Most girls wore a dress, sun-tan colored hosiery and white dress shoes under the purple gown. I wore lavender pantyhose, my purple shoes from prom, my brother’s Minneapolis Public School’s boys gym shorts that had been patched on the butt with boldly patterned fabric from a girl’s bikini. The ensemble was topped off with a T-shirt that had come in the mail after submitting postage and proof of purchase. It was pink and proclaimed “I’m Baby Soft”. It was 1981 and apparently that is what a leader looked like.

One might suspect that giving a speech would make one nervous but after a year of leading “Senior Home Rooms” on Wednesdays each week and a couple of years emceeing “Pep-Fests” that did not intimidate me at all. The anxiety-inducing portion of the evening was the reading of the graduates names, a task shared with my vice president. We announced them and they received their diploma cover (no diplomas until your gown is turned in and all text books and athletic equipment has been accounted for) and a handshake from the principal and other folks from the district.

You may wonder why reciting the names of the people you had gone to school with for years would be so taxing, so I’ll explain. A very large portion of my class was comprised of kids I had not gone to school with my whole life. They did not live in our corner of Minneapolis, they had been arriving by bus for the previous couple of years. Southwest had been selected a couple of years earlier to house the English as a Second Language (ESL) program for the city. In an unfortunate oversight, in what I am convinced would not happen today, there was very little explanation of who these people were, why they were here and most importantly what they had been through. Most were Hmong and Laotian and some were from Iran. Though they attended our school and we all ate in the same lunchroom, for the most part we were not classmates at all. It was years before I fully grasped the horrific circumstances many of these students had experienced before ever arriving in Minneapolis. When organizing class reunions I have been asked why none of our Vietnamese classmates attend. Though I mailed invites to the five and ten year gatherings to the addresses they lived at senior year I have never got any responses. I assume that high school memories for them are not a scrap-book filled with school activities and old dance photo’s but more of learning English and being thrust into a large and not terribly friendly building across town from where they lived. It was not until commencement rehearsal that I learned that Nguyen was pronounced more like “Win” than “Nugent”.

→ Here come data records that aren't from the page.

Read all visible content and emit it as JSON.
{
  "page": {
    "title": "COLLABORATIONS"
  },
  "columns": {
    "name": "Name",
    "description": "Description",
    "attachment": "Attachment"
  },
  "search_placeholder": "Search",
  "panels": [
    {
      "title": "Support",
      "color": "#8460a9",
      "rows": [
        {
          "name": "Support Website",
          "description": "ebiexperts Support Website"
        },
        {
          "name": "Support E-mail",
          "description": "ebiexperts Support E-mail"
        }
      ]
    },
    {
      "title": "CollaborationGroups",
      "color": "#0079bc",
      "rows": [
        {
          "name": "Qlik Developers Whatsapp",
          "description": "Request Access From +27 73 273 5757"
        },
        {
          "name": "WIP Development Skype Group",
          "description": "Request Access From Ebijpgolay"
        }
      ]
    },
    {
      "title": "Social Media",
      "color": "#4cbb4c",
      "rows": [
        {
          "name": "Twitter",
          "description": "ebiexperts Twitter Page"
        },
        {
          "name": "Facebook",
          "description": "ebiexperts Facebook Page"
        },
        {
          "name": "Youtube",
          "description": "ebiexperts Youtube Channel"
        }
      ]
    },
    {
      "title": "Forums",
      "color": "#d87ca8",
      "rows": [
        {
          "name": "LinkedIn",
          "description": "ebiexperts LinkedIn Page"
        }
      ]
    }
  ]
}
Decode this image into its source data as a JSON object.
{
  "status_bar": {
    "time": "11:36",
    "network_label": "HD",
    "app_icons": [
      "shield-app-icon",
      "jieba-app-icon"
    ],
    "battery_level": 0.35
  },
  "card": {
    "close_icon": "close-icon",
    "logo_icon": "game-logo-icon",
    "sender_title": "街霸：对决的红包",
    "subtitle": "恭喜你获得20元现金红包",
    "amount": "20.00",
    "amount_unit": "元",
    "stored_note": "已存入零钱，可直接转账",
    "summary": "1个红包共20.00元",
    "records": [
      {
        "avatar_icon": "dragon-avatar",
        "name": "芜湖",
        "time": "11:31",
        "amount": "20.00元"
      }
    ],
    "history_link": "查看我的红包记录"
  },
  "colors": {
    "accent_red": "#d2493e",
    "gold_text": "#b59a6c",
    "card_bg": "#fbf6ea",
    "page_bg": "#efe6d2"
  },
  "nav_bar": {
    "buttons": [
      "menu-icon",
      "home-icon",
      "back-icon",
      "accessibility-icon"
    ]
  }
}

In looking back I wonder what any 17 year old who was born and raised in Minneapolis could possibly convey to the kid who grew up across the ocean or for that matter across the street. I talked about parents taking us to kindergarten in the fall of 1968 and I recited from Desiderata an encouragement to “Go placidly amid the noise and haste…” and I left them with the wisdom that I just heard again in a speech last week about ships being safe in harbor but that not being what ships are made for. As I write this, I realize that with both of my parents gone, I may be the only one that has retained any recollection of the content of my commencement address.

So to answer my question of what did I commence at commencement, I say that leaving the security of the familiar is when one really begins to learn. So there was a lot that I learned entering Lake Harriet elementary in 1968 when I left the security of my home to begin  formal education and that the most valuable of my learning has taken place beyond the familiarity of Southwest High School. I truly did not have much life experience or wisdom to share with my classmates in June of 1981. Would a wise person really lecture “Boat People” on where ships are safe?